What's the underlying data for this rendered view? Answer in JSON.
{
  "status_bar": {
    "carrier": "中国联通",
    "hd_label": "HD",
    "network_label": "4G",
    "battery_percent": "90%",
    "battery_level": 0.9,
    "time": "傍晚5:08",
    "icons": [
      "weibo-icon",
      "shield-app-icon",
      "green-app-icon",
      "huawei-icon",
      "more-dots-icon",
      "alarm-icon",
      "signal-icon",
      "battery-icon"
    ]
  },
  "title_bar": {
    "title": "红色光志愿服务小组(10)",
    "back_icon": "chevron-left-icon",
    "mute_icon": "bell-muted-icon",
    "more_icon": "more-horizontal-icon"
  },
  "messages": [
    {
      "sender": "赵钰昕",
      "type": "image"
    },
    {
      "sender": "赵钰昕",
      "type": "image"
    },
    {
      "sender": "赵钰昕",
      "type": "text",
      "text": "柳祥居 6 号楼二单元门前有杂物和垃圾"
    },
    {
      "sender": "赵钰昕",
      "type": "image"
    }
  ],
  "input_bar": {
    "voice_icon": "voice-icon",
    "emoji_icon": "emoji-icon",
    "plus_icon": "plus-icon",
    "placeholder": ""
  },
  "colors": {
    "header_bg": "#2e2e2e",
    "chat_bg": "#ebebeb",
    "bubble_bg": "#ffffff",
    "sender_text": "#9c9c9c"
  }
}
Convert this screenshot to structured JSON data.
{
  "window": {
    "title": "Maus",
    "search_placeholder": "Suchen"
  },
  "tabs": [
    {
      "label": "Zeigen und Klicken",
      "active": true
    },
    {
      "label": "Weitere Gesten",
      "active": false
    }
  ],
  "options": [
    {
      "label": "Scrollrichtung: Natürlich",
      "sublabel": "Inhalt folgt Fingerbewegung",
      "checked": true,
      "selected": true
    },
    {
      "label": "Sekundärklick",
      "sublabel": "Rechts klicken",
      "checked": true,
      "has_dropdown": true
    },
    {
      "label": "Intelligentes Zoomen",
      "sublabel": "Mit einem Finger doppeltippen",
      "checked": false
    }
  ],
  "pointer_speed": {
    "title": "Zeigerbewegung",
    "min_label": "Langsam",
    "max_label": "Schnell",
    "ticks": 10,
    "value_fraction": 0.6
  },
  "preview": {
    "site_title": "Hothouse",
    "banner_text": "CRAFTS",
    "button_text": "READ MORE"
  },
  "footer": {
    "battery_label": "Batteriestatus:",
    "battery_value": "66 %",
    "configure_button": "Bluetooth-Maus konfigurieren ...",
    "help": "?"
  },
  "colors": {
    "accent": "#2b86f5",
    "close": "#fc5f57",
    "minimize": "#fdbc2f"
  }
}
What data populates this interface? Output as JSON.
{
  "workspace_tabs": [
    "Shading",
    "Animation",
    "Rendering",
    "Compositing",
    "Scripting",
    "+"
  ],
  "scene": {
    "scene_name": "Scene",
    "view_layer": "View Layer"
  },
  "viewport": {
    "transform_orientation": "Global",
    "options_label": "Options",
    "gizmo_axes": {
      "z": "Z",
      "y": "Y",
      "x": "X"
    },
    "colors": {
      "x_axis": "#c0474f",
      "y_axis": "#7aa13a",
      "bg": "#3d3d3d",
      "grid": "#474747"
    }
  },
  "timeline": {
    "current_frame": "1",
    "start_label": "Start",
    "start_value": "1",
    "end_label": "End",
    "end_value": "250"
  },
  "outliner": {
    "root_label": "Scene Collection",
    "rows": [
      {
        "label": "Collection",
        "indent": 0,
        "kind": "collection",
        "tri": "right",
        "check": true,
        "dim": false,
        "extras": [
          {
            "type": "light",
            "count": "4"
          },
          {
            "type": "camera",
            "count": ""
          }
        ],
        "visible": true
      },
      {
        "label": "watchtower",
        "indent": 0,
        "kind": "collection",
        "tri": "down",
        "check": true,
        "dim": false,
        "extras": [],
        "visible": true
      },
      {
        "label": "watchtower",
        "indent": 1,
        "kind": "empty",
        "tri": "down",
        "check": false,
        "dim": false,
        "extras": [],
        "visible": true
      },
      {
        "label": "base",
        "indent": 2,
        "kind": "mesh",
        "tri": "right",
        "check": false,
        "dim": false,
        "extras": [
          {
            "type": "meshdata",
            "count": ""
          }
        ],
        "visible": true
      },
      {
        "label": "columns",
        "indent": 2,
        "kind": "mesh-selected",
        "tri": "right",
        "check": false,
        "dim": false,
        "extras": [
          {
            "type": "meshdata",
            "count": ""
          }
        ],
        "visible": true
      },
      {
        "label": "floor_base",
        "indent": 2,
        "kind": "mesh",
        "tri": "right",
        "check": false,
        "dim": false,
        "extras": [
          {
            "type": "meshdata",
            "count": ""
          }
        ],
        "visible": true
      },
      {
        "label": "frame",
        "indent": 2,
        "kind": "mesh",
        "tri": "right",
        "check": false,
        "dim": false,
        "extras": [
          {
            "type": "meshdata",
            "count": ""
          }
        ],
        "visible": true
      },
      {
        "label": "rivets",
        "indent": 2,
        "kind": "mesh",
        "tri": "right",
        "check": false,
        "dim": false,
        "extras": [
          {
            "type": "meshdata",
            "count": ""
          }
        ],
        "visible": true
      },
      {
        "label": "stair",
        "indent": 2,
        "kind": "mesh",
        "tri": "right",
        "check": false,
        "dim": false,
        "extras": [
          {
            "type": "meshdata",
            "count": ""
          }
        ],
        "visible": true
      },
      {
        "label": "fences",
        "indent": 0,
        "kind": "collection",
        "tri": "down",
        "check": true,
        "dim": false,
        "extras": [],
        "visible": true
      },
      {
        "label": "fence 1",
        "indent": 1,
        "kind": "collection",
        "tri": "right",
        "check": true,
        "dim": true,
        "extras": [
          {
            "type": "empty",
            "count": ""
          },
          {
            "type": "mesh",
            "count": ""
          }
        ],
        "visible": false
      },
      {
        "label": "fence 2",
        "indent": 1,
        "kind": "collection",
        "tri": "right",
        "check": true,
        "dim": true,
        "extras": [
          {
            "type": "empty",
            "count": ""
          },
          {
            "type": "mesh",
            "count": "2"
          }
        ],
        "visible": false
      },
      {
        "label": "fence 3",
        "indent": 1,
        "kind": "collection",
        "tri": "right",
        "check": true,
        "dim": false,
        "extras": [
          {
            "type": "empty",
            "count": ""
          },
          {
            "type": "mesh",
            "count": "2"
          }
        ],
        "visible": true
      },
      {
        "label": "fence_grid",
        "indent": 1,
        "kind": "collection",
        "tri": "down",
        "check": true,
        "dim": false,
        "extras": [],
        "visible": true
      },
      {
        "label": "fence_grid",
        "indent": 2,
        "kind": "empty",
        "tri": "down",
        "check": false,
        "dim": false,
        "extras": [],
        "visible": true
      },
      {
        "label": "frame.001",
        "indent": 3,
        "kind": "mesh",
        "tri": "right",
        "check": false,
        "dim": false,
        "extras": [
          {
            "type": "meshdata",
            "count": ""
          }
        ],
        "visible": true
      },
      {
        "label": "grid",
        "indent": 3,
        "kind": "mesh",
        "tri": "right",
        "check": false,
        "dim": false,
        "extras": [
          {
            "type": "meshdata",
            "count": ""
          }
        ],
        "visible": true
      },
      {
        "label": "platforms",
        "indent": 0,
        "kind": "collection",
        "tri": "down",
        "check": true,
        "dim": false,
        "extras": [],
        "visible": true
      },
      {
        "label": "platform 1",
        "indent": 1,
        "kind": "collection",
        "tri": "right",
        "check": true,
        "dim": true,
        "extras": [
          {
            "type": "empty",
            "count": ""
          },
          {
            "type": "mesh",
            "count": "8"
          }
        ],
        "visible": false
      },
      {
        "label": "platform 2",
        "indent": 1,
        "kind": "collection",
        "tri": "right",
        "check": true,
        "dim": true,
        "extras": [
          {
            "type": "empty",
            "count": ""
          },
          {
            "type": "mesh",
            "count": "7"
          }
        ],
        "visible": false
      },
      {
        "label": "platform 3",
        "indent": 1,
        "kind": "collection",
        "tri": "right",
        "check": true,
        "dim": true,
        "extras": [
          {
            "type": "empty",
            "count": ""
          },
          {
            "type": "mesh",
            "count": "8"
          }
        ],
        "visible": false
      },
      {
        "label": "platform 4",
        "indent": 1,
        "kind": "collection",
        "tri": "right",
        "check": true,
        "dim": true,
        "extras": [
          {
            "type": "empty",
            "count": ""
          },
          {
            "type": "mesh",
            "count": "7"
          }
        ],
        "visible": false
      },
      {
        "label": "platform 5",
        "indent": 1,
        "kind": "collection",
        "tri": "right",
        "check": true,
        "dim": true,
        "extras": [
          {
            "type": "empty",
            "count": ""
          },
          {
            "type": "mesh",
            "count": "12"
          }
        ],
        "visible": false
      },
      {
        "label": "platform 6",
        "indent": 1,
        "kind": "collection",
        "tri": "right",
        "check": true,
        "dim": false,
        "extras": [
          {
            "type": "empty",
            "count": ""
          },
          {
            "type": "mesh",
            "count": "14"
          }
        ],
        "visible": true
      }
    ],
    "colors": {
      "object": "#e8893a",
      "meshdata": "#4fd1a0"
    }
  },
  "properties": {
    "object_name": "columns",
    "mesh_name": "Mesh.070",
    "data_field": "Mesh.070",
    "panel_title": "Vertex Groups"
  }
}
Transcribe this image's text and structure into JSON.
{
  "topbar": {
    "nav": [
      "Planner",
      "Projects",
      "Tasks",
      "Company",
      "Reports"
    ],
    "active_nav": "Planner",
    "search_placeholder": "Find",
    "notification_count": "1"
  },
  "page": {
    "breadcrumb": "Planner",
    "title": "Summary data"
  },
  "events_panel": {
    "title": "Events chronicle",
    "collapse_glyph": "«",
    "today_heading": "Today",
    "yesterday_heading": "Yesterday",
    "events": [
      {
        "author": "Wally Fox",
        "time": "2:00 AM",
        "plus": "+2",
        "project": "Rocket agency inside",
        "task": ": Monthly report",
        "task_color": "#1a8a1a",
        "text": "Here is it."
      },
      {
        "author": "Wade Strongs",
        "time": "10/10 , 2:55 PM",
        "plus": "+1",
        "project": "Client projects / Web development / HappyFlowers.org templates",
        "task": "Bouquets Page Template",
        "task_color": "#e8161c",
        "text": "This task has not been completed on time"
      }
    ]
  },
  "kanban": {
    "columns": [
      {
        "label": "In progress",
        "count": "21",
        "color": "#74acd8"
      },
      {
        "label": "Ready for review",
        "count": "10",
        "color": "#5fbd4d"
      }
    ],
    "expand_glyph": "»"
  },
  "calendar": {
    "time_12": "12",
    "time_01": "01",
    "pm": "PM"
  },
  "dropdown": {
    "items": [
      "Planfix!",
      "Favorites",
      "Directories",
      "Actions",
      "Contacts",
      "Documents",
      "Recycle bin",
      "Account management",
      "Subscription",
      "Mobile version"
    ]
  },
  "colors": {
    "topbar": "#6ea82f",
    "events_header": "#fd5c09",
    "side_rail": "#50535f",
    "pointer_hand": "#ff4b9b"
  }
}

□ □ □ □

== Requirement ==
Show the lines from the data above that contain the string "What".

== Reply to the task ==
What's the underlying data for this rendered view? Answer in JSON.
What data populates this interface? Output as JSON.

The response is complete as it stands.